    • @Ross, vagrant is a wrapper for creating VM on various VM software (VirtualBox, VMware). It reads *.box VM files and applies the settings defined in Vagrant file. A very useful tool to create/delete VMs on the fly and keep your host machine clean from all kinds of installations and developer tools (.NET, PHP and frameworks, Ruby and frameworks, gems, plugins yada yada).

      Now, as a developer, you can download, borrow or create multiple box files (Ubuntu, Windows, Fedora). Then you can create multiple Vagrant (configuration) files, define which box you want to use and put into relavent project directories. Then using cmd, you can initialize vagrant (vagrant init command) Once its initialized, you can use vagrant up to start the virtual machine right from cmd without caring about which underlying software is initialize.

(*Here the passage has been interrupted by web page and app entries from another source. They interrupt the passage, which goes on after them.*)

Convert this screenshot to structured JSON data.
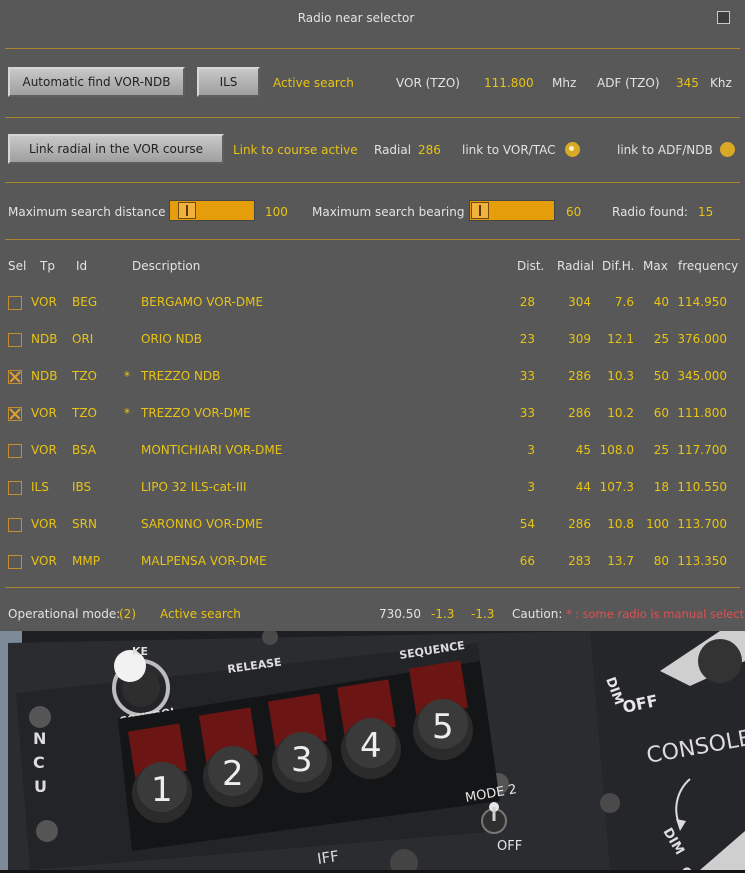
{
  "window": {
    "title": "Radio near selector"
  },
  "search": {
    "auto_button": "Automatic find VOR-NDB",
    "ils_button": "ILS",
    "status": "Active search",
    "vor_label": "VOR (TZO)",
    "vor_freq": "111.800",
    "vor_unit": "Mhz",
    "adf_label": "ADF (TZO)",
    "adf_freq": "345",
    "adf_unit": "Khz"
  },
  "link": {
    "button": "Link radial in the VOR course",
    "status": "Link to course active",
    "radial_label": "Radial",
    "radial_value": "286",
    "vor_tac_label": "link to VOR/TAC",
    "adf_ndb_label": "link to ADF/NDB",
    "selected": "VOR/TAC"
  },
  "limits": {
    "distance_label": "Maximum search distance",
    "distance_value": "100",
    "distance_fraction": 0.12,
    "bearing_label": "Maximum search bearing",
    "bearing_value": "60",
    "bearing_fraction": 0.12,
    "found_label": "Radio found:",
    "found_value": "15"
  },
  "table": {
    "headers": [
      "Sel",
      "Tp",
      "Id",
      "Description",
      "Dist.",
      "Radial",
      "Dif.H.",
      "Max",
      "frequency"
    ],
    "rows": [
      {
        "sel": false,
        "tp": "VOR",
        "id": "BEG",
        "manual": "",
        "desc": "BERGAMO VOR-DME",
        "dist": "28",
        "radial": "304",
        "difh": "7.6",
        "max": "40",
        "freq": "114.950"
      },
      {
        "sel": false,
        "tp": "NDB",
        "id": "ORI",
        "manual": "",
        "desc": "ORIO NDB",
        "dist": "23",
        "radial": "309",
        "difh": "12.1",
        "max": "25",
        "freq": "376.000"
      },
      {
        "sel": true,
        "tp": "NDB",
        "id": "TZO",
        "manual": "*",
        "desc": "TREZZO NDB",
        "dist": "33",
        "radial": "286",
        "difh": "10.3",
        "max": "50",
        "freq": "345.000"
      },
      {
        "sel": true,
        "tp": "VOR",
        "id": "TZO",
        "manual": "*",
        "desc": "TREZZO VOR-DME",
        "dist": "33",
        "radial": "286",
        "difh": "10.2",
        "max": "60",
        "freq": "111.800"
      },
      {
        "sel": false,
        "tp": "VOR",
        "id": "BSA",
        "manual": "",
        "desc": "MONTICHIARI VOR-DME",
        "dist": "3",
        "radial": "45",
        "difh": "108.0",
        "max": "25",
        "freq": "117.700"
      },
      {
        "sel": false,
        "tp": "ILS",
        "id": "IBS",
        "manual": "",
        "desc": "LIPO 32 ILS-cat-III",
        "dist": "3",
        "radial": "44",
        "difh": "107.3",
        "max": "18",
        "freq": "110.550"
      },
      {
        "sel": false,
        "tp": "VOR",
        "id": "SRN",
        "manual": "",
        "desc": "SARONNO VOR-DME",
        "dist": "54",
        "radial": "286",
        "difh": "10.8",
        "max": "100",
        "freq": "113.700"
      },
      {
        "sel": false,
        "tp": "VOR",
        "id": "MMP",
        "manual": "",
        "desc": "MALPENSA VOR-DME",
        "dist": "66",
        "radial": "283",
        "difh": "13.7",
        "max": "80",
        "freq": "113.350"
      }
    ]
  },
  "footer": {
    "mode_label": "Operational mode:",
    "mode_value": "(2)",
    "mode_status": "Active search",
    "value1": "730.50",
    "value2": "-1.3",
    "value3": "-1.3",
    "caution_label": "Caution:",
    "caution_star": "*",
    "caution_text": ": some radio is manual select"
  },
  "cockpit": {
    "labels": {
      "control_a": "KE",
      "control_b": "CONTROL",
      "release": "RELEASE",
      "sequence": "SEQUENCE",
      "ncu": "NCU",
      "dim": "DIM",
      "off": "OFF",
      "console": "CONSOLE",
      "mode2": "MODE 2",
      "off2": "OFF",
      "iff": "IFF",
      "dim2": "DIM",
      "off3": "OF"
    },
    "release_buttons": [
      "1",
      "2",
      "3",
      "4",
      "5"
    ]
  }
}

Vagrant, as a wrapper, will apply all the settings and start virtual machine. After that you can using vagrant ssh to get into the command prompt of virtual machine. We can take the base box anywhere and even extend the ability to create a generic recipe for managing boxes.

      Its very handy if you are a developer working on various projects. For example, for each ruby project, you have multiple gems (shared plugins) and configuration at system level. When running the webserver on host machine, each project may install set of gems in the OS. If there is a conflict in some files which results in corruption of installation, you are supposed to fix it or uninstall and reinstall Ruby and all the gems again. With Vagrant, you can create a base box (with all the installations) and then duplicate it and initialize for each project (or even multiple projects if Vagrant config file reside on the root of projects.. like Documents\Visual Studio 2013\Projects\Vagrant). If something goes sideways, you can recreate from base box (like Hyper-V’s templates). Your project will reside in a (shared) directory on host machine. All the platform installation, plugins etc. will go in VM, with the project folder shared from host. You can access your project folder at /Vagrant/your-project folder in any VM any OS.
      Currently, vagrant doesn’t have Hyper-V adapter. Its an open source project. I am hoping if you guys can contribute and help us bringing Hyper-V adapter so users running Windows 8+ don’t need to install VirtualBox when they have a better alternative. Here is the official guide to create custom provider

      Also, you guys can bring a similar solution, a cross-platform wrapper for all VM software for developers, testers and IT admins.